Interactions of Microbial Biofilms with Toxic Trace Metals: 1. Observation and Modeling of Cell Growth, Attachment, and Production of Extracellular Polymer
Adsorbent surfaces in natural and engineered systems are frequently modifies by bacterial attachment, growth of a biofilm, and bacterial production of extracellular polymer. Attached cells or sorbed polymers may alter the metal-binding characteristics of the supporting substratum and influence metal partitioning. The interdependent behavior of toxic trace metal partitioning and biofilm development requires description of the interaction between cell growth with its accompanying polymer production and metal speciation. In this article, the first of a two part series, a mechanistic model is developed to describe the growth of a film-forming bacterium which adheres to a substratum through the production of extracellular biopolymers. Each bacterial cell was modeled as a two-component structure consisting of active cell mass and biopolymer. The biopolymer component was further divided into cell-associated and dissolved categories to distinguish which remained naturally bound to cell surfaces from that which did not. Use of this structured model permitted independent description of the dynamics of cell growth, and polymer production, both of which may influence trace metal behavior. Employing parameters obtained from independent experiments as well as published values, the model satisfactorily predicts experimental observations of bacterial growth, attachment and detachment, biopolymer production, and adsorption of polymer onto solid (glass) surfaces. The model stimulated transient and steady-state biofilm systems equally well.

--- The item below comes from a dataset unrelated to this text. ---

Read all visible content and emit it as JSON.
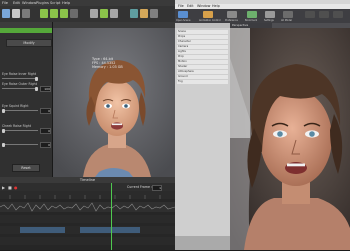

In the second article in this series, we describe how this model may be extended and utilized to make predictions of the behavior of transient and steady-state biofilm systems in the presence of a toxic transition metal(Pb).
Ke Ming Hsieh, George A. Murgel, Leonard W. Lion, and Michael L. Shuler. "Interactions of Microbial Biofilms with Toxic Trace Metals: 1. Observation and Modeling of Cell Growth, Attachment, and Production of Extracellular Polymer" Biotechnology and Bioengineering 44.2 (1994): 219-231.